Cue ominous fade-out music…

Unbeknownst to me, Marvel Productions Ltd. was working on a new animated series, called The Marvel Action Hour, which would feature cartoons of the Fantastic Four and Iron Man and was scheduled to debut in September, less than two months after San Diego Comic Con. Although both properties were considered two of Marvel’s premiere titles among the comic book literati—the former the unquestionable Grande Dame of the Marvel Universe, the series that helped define the Silver Age of comics and the one that begat the Incredible Hulk and Spider-Man, and led to the rebirth of Captain America—neither achieved the renown of the Friendly Neighborhood Web-Swinger, Green Behemoth or Red-White-and-Blue Avenger.

Previous attempts at animated series for both were lackluster. The late ’60s saw rudimentary cartoons that aired alongside renditions of the aforementioned Marvel characters, the theme songs of which are arguably more known and beloved than the ’toons themselves. Who doesn’t remember the (in)famous “Spider-Man, Spider-Man… Does whatever a spider can…” or “When Captain America throws his mighty shield… all those you chose to oppose his shield must yield…” ’toon tunes? The episodes, though, seemed like nothing more than crudely animated cut-outs of the comic book art, with the same panels used and reused ad infinitum throughout each series. South Park appears Disney-esque in comparison. But for Marvel geeks thirsting for media tie-ins and licensed product of their cherished characters, the cartoons were a tall glass of water.

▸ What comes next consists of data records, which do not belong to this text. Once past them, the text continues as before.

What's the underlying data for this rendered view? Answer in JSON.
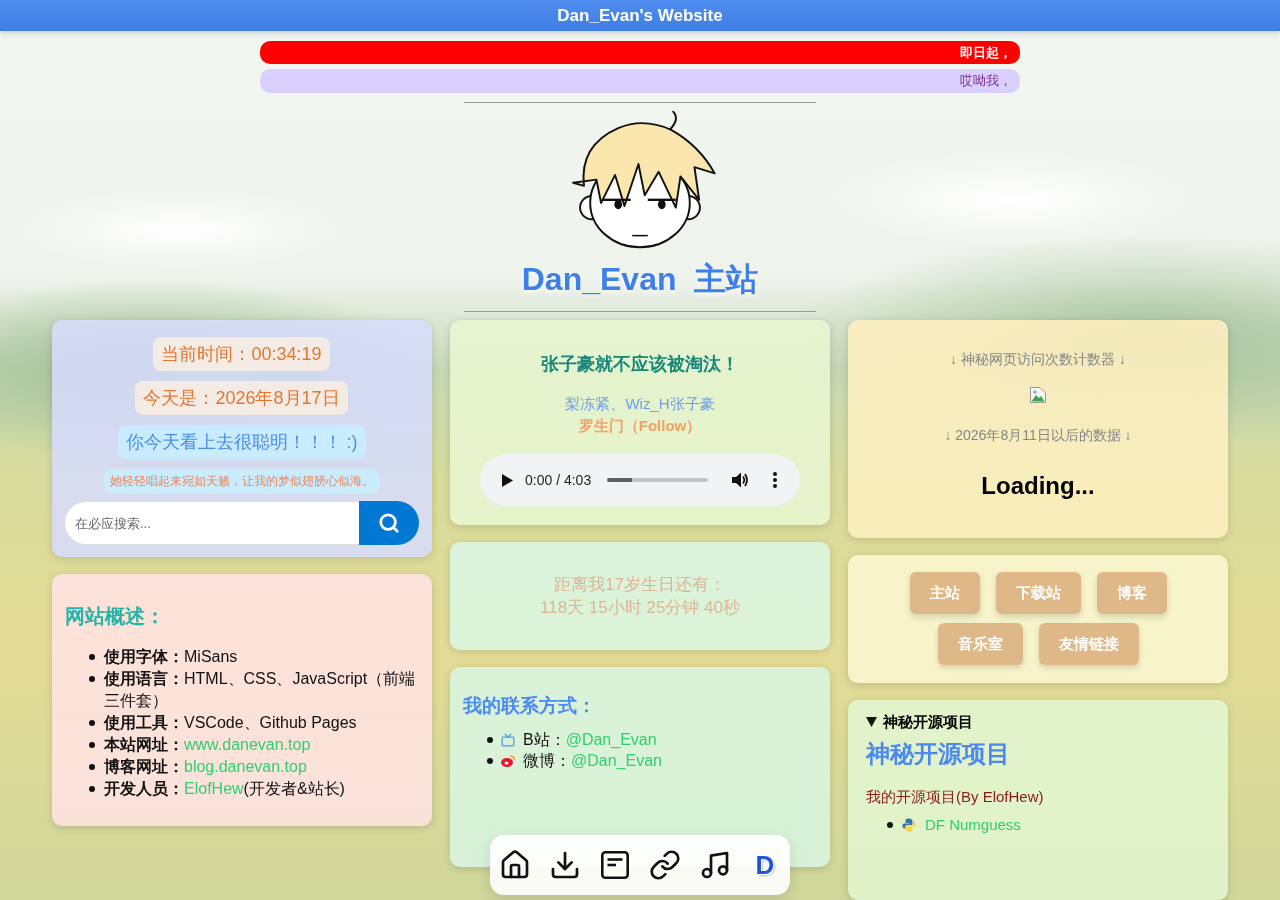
{
  "header": {
    "title": "Dan_Evan's Website"
  },
  "announcements": [
    {
      "kind": "alert",
      "text": "即日起，"
    },
    {
      "kind": "soft",
      "text": "哎呦我，"
    }
  ],
  "profile": {
    "title": "Dan_Evan  主站"
  },
  "clock": {
    "pills": [
      {
        "kind": "warm",
        "text": "当前时间：00:34:19"
      },
      {
        "kind": "warm",
        "text": "今天是：2026年8月17日"
      },
      {
        "kind": "cool",
        "text": "你今天看上去很聪明！！！ :)"
      },
      {
        "kind": "small",
        "text": "她轻轻唱起来宛如天籁，让我的梦似翅膀心似海。"
      }
    ],
    "search": {
      "placeholder": "在必应搜索..."
    }
  },
  "about": {
    "title": "网站概述：",
    "items": [
      {
        "label": "使用字体：",
        "value": "MiSans"
      },
      {
        "label": "使用语言：",
        "value": "HTML、CSS、JavaScript（前端三件套）"
      },
      {
        "label": "使用工具：",
        "value": "VSCode、Github Pages"
      },
      {
        "label": "本站网址：",
        "link": "www.danevan.top"
      },
      {
        "label": "博客网址：",
        "link": "blog.danevan.top"
      },
      {
        "label": "开发人员：",
        "link": "ElofHew",
        "value": "(开发者&站长)"
      }
    ]
  },
  "song": {
    "title": "张子豪就不应该被淘汰！",
    "artists": "梨冻紧、Wiz_H张子豪",
    "name": "罗生门（Follow）",
    "player": {
      "time": "0:00 / 4:03",
      "level": 0.25
    }
  },
  "countdown": {
    "lines": [
      "距离我17岁生日还有：",
      "118天 15小时 25分钟 40秒"
    ]
  },
  "contact": {
    "title": "我的联系方式：",
    "items": [
      {
        "kind": "tv",
        "label": "B站：",
        "handle": "@Dan_Evan"
      },
      {
        "kind": "weibo",
        "label": "微博：",
        "handle": "@Dan_Evan"
      }
    ]
  },
  "counter": {
    "title": "↓ 神秘网页访问次数计数器 ↓",
    "note": "↓ 2026年8月11日以后的数据 ↓",
    "status": "Loading..."
  },
  "nav": {
    "buttons": [
      "主站",
      "下载站",
      "博客",
      "音乐室",
      "友情链接"
    ]
  },
  "projects": {
    "summary": "神秘开源项目",
    "expanded": true,
    "heading": "神秘开源项目",
    "description": "我的开源项目(By ElofHew)",
    "items": [
      {
        "kind": "python",
        "name": "DF Numguess"
      }
    ]
  },
  "dock": {
    "items": [
      {
        "kind": "home"
      },
      {
        "kind": "download"
      },
      {
        "kind": "doc"
      },
      {
        "kind": "link"
      },
      {
        "kind": "music"
      },
      {
        "kind": "logo",
        "text": "D"
      }
    ]
  }
}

In 1978, there was another try at a Fantastic Four animated series. It was/is summarily dismissed by fans for its replacement of member Human Torch with the loathed robot H.E.R.B.I.E. (Humanoid Experimental Robot, B-type, Integrated Electronics—Talk about a stretch for an acronym!). Rumor had it that NBC executives feared the potential repercussions of children setting themselves afire in an attempt to emulate their flaming hero. Hence, the Human Torch’s exclusion. In truth, at the time the rights to use the character were tied up in a movie that was never produced, so the Human Torch was unavailable.

Contrarily, Iron Man never got another series. But he did guest star in an episode of Spider-Man and His Amazing Friends—which debuted in 1981—to help Spidey, Iceman and Firestar defeat the Beetle, a feeble felon that the Wall-Crawler handily defeated by his lonesome several times over in the comics. So why Iron Man called upon to help battle the sub-par scofflaw, well… dem’s cartoons for ya!

Next: The word is given, drinking problems and getting directions…


John III said...

Ahh yes, the nefarious Beetle. Supervillian of Supervillans. King of Evil.


Vroom! said...

I actually don't mind a lot of the silly characters, villains and heroes alike. They offer a refreshing respite from the dark, grim and gritty tone that pervades comics these days. Unfortunately, the comic nabobs are deeming them unworthy and either killing them or transforming them into psychopaths.

Would it kill them to just leave these characters alone; ignore them, until a talented writer wants to bring them back in a clever way? I miss the original beetle costume with the elongated suction-cup fingers and shell-casing helmet. Now that was a goofy-looking costume!

Thanks, John!